However, this is also important. After all, we're about to talk about the state's budget. And we're about to talk about "The T Word".
Back in February, we heard plenty of banter on "revenue-neutral reform". But today, that doesn't look to be going anywhere. Why not? Basically, people just didn't like it.
But with just 41 days left, Speaker Marilyn Kirkpatrick, D-North Las Vegas, said any effort to pass a services tax is dead and sounded less than optimistic about the chances of any kind of broad-based business tax making it to a vote.
Kirkpatrick blamed a flurry of press reports on the services tax for its demise.
“You killed it,” Kirkpatrick told a Sun reporter last week. “You got all the Democrats against me on it before I even had a chance to explore it, so I didn’t even explore it.”
The idea of expanding Nevada’s sales tax to services such as legal advice, accounting and hair dressers was originally introduced in Nevada by a Democrat last session. But in the past two years, Republicans around the country have launched an effort to move away from income taxes and toward consumption taxes such as a services tax.
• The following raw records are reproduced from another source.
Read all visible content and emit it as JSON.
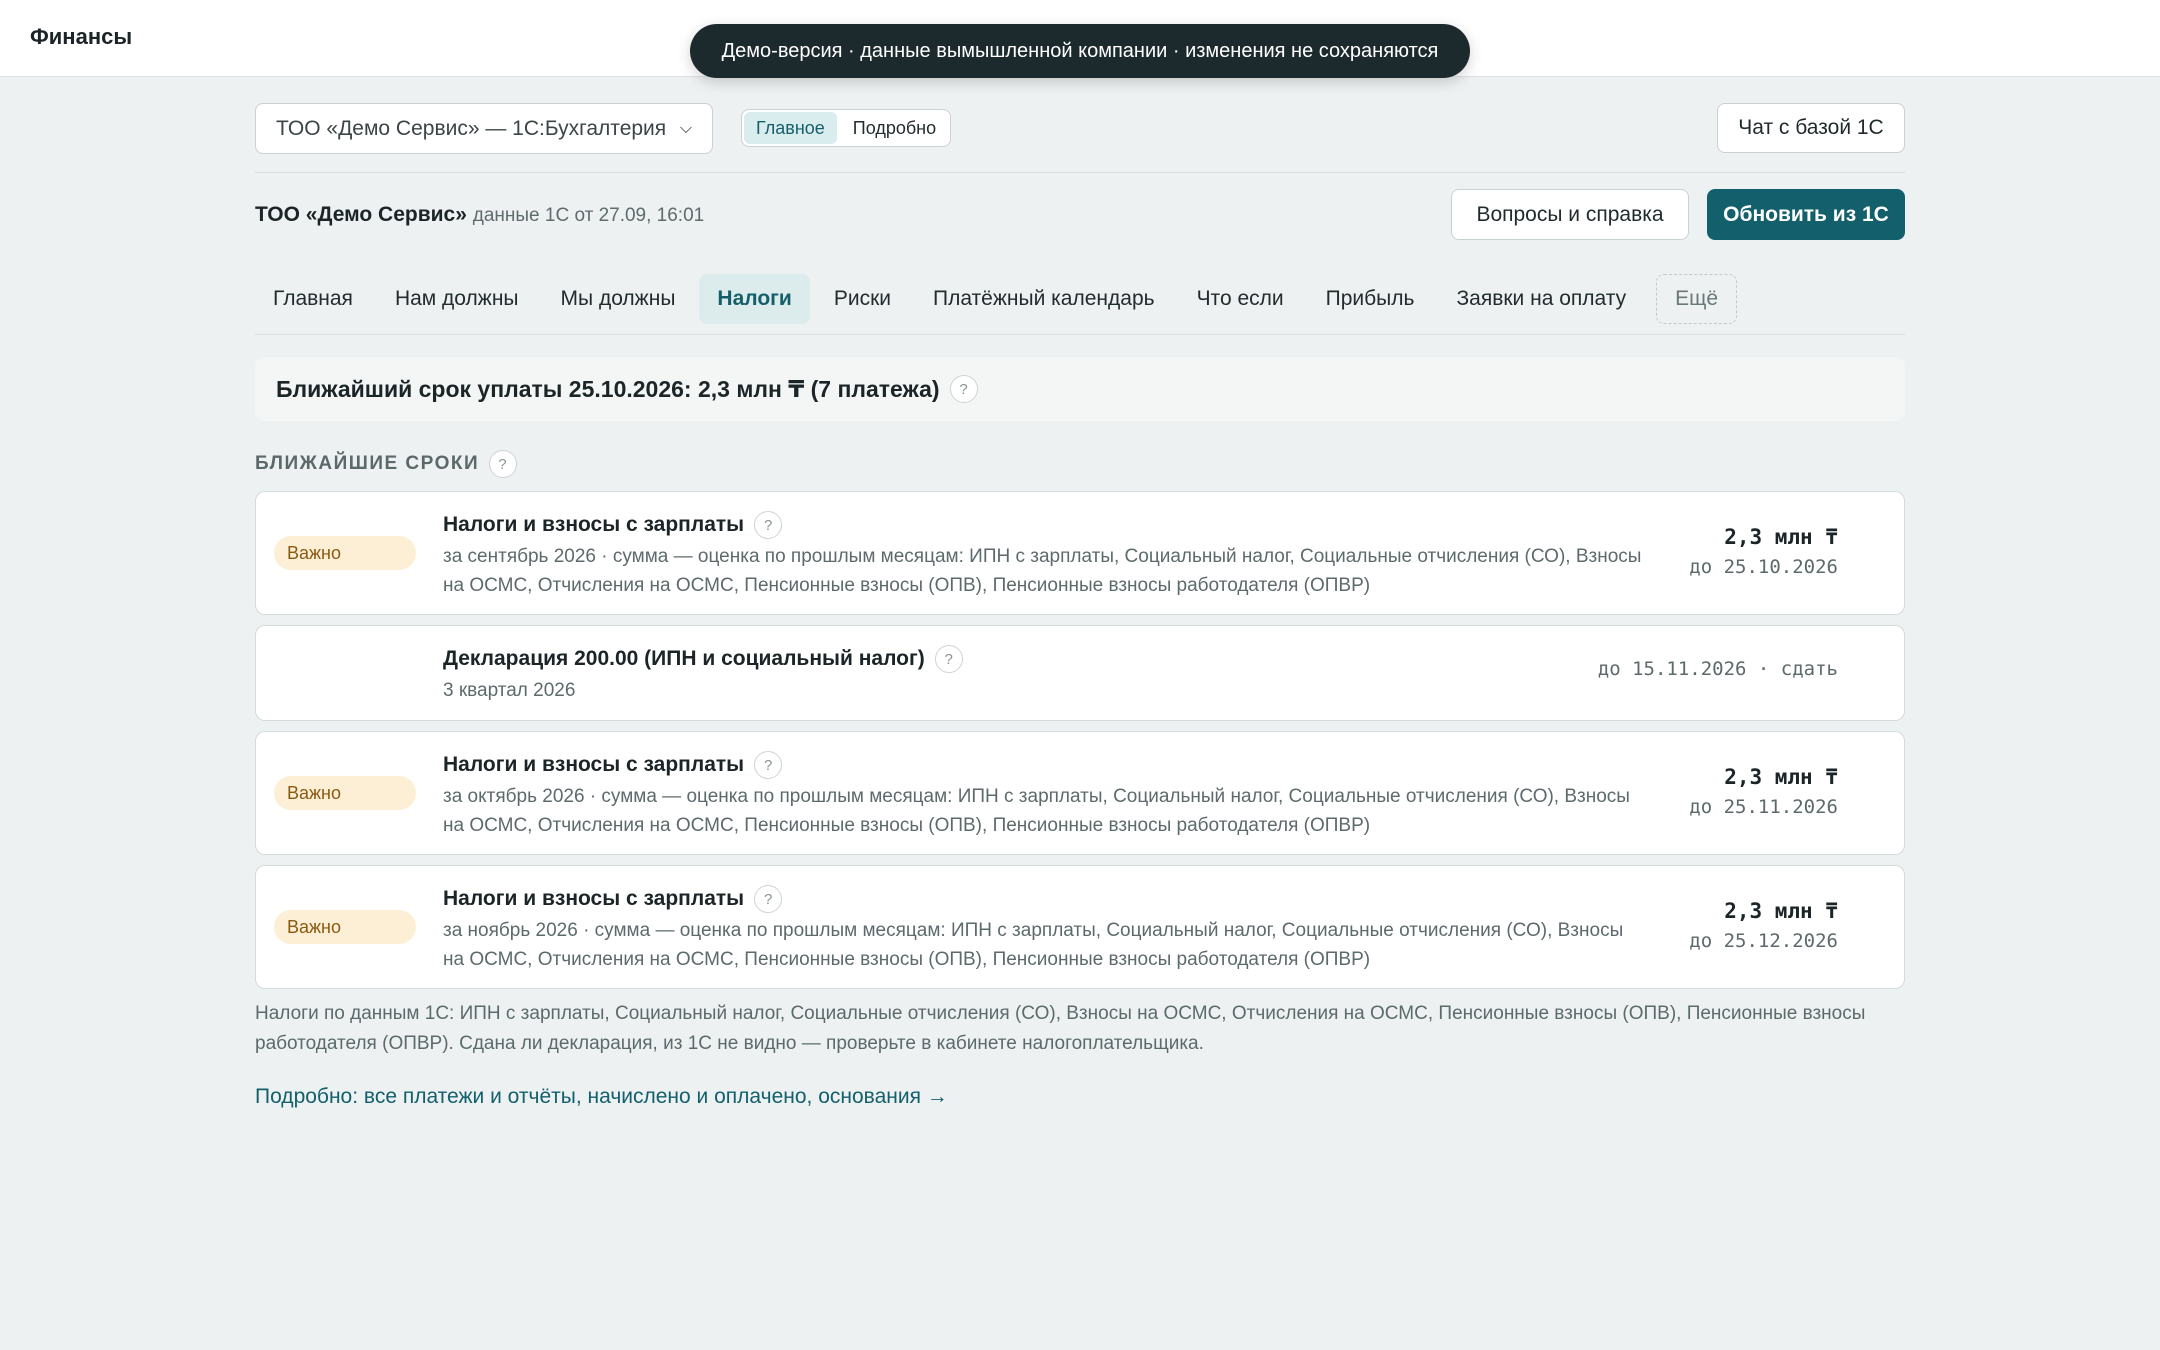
{
  "app": {
    "brand": "Финансы"
  },
  "banner": {
    "text": "Демо-версия · данные вымышленной компании · изменения не сохраняются"
  },
  "header": {
    "company_select": "ТОО «Демо Сервис» — 1С:Бухгалтерия",
    "view_modes": [
      "Главное",
      "Подробно"
    ],
    "active_view": "Главное",
    "chat_button": "Чат с базой 1С",
    "company_name": "ТОО «Демо Сервис»",
    "data_meta": "данные 1С от 27.09, 16:01",
    "help_button": "Вопросы и справка",
    "refresh_button": "Обновить из 1С"
  },
  "tabs": [
    {
      "label": "Главная",
      "active": false
    },
    {
      "label": "Нам должны",
      "active": false
    },
    {
      "label": "Мы должны",
      "active": false
    },
    {
      "label": "Налоги",
      "active": true
    },
    {
      "label": "Риски",
      "active": false
    },
    {
      "label": "Платёжный календарь",
      "active": false
    },
    {
      "label": "Что если",
      "active": false
    },
    {
      "label": "Прибыль",
      "active": false
    },
    {
      "label": "Заявки на оплату",
      "active": false
    }
  ],
  "tabs_more": "Ещё",
  "next_due": {
    "text": "Ближайший срок уплаты 25.10.2026: 2,3 млн ₸ (7 платежа)"
  },
  "help_mark": "?",
  "section": {
    "title": "БЛИЖАЙШИЕ СРОКИ"
  },
  "items": [
    {
      "badge": "Важно",
      "title": "Налоги и взносы с зарплаты",
      "subtitle": "за сентябрь 2026 · сумма — оценка по прошлым месяцам: ИПН с зарплаты, Социальный налог, Социальные отчисления (СО), Взносы на ОСМС, Отчисления на ОСМС, Пенсионные взносы (ОПВ), Пенсионные взносы работодателя (ОПВР)",
      "amount": "2,3 млн ₸",
      "due": "до 25.10.2026"
    },
    {
      "badge": "",
      "title": "Декларация 200.00 (ИПН и социальный налог)",
      "subtitle": "3 квартал 2026",
      "amount": "",
      "due": "до 15.11.2026 · сдать"
    },
    {
      "badge": "Важно",
      "title": "Налоги и взносы с зарплаты",
      "subtitle": "за октябрь 2026 · сумма — оценка по прошлым месяцам: ИПН с зарплаты, Социальный налог, Социальные отчисления (СО), Взносы на ОСМС, Отчисления на ОСМС, Пенсионные взносы (ОПВ), Пенсионные взносы работодателя (ОПВР)",
      "amount": "2,3 млн ₸",
      "due": "до 25.11.2026"
    },
    {
      "badge": "Важно",
      "title": "Налоги и взносы с зарплаты",
      "subtitle": "за ноябрь 2026 · сумма — оценка по прошлым месяцам: ИПН с зарплаты, Социальный налог, Социальные отчисления (СО), Взносы на ОСМС, Отчисления на ОСМС, Пенсионные взносы (ОПВ), Пенсионные взносы работодателя (ОПВР)",
      "amount": "2,3 млн ₸",
      "due": "до 25.12.2026"
    }
  ],
  "footnote": "Налоги по данным 1С: ИПН с зарплаты, Социальный налог, Социальные отчисления (СО), Взносы на ОСМС, Отчисления на ОСМС, Пенсионные взносы (ОПВ), Пенсионные взносы работодателя (ОПВР). Сдана ли декларация, из 1С не видно — проверьте в кабинете налогоплательщика.",
  "detail_link": "Подробно: все платежи и отчёты, начислено и оплачено, основания →",
  "colors": {
    "accent": "#13606c",
    "badge_bg": "#fcefd6",
    "badge_text": "#8a5a10",
    "background": "#edf1f1"
  }
}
Actually, Speaker Kirkpatrick, the media themselves didn't kill it. Lack of public support killed it. And perhaps the fact that it was just plain bad policy had a hand in killing it as well.
And then, there's this. Last month, Senate Minority Leader Michael Roberson (R-Henderson) leaped ahead of Kirkpatrick, and even seemed to lurch to the left of her at first (??!!), with his wild & crazy IP 1 alternative mining tax proposal. In the wake of that, whatever momentum was left for "revenue-neutral" sales tax extension dissipated quite quickly. Of course, it didn't take long for this to run into serious legal & political roadblocks. Yet despite that, Roberson at least succeeded in completely reshaping the contours of the Nevada Legislature's tax debate.
And that, in turn, revived political fortunes for SJR 15 and mining tax reform. In February, SJR 15 looked to be near death. But now, there's tremendous pressure for the Assembly to act soon following the Senate's resounding 17-4 passage of the bill to take the mining industry's tax policy bailouts out of the Nevada Constitution.
And then, there's The Education Initiative. Funny enough, Roberson constructed his mining tax alternative for the expressed purpose of defeating the actual IP 1. But instead, his and other Republicans' case for restoring social safety net funding can now benefit The Education Initiative since it's the one tax reform initiative left standing. Who could have guessed defeat would soon open the path to victory?
It's been a wild and crazy ride so far for tax reform during the 77th session of the Nevada Legislature. And it still has another six weeks to go. Perhaps there may be more surprises. Or perhaps the Legislature will settle for the status quo again. Yet even if the latter occurs, it may ultimately be temporary. Whatever comes out of the Legislature by June, we'll finally have the chance to vote on real reform next year. And that's real progress.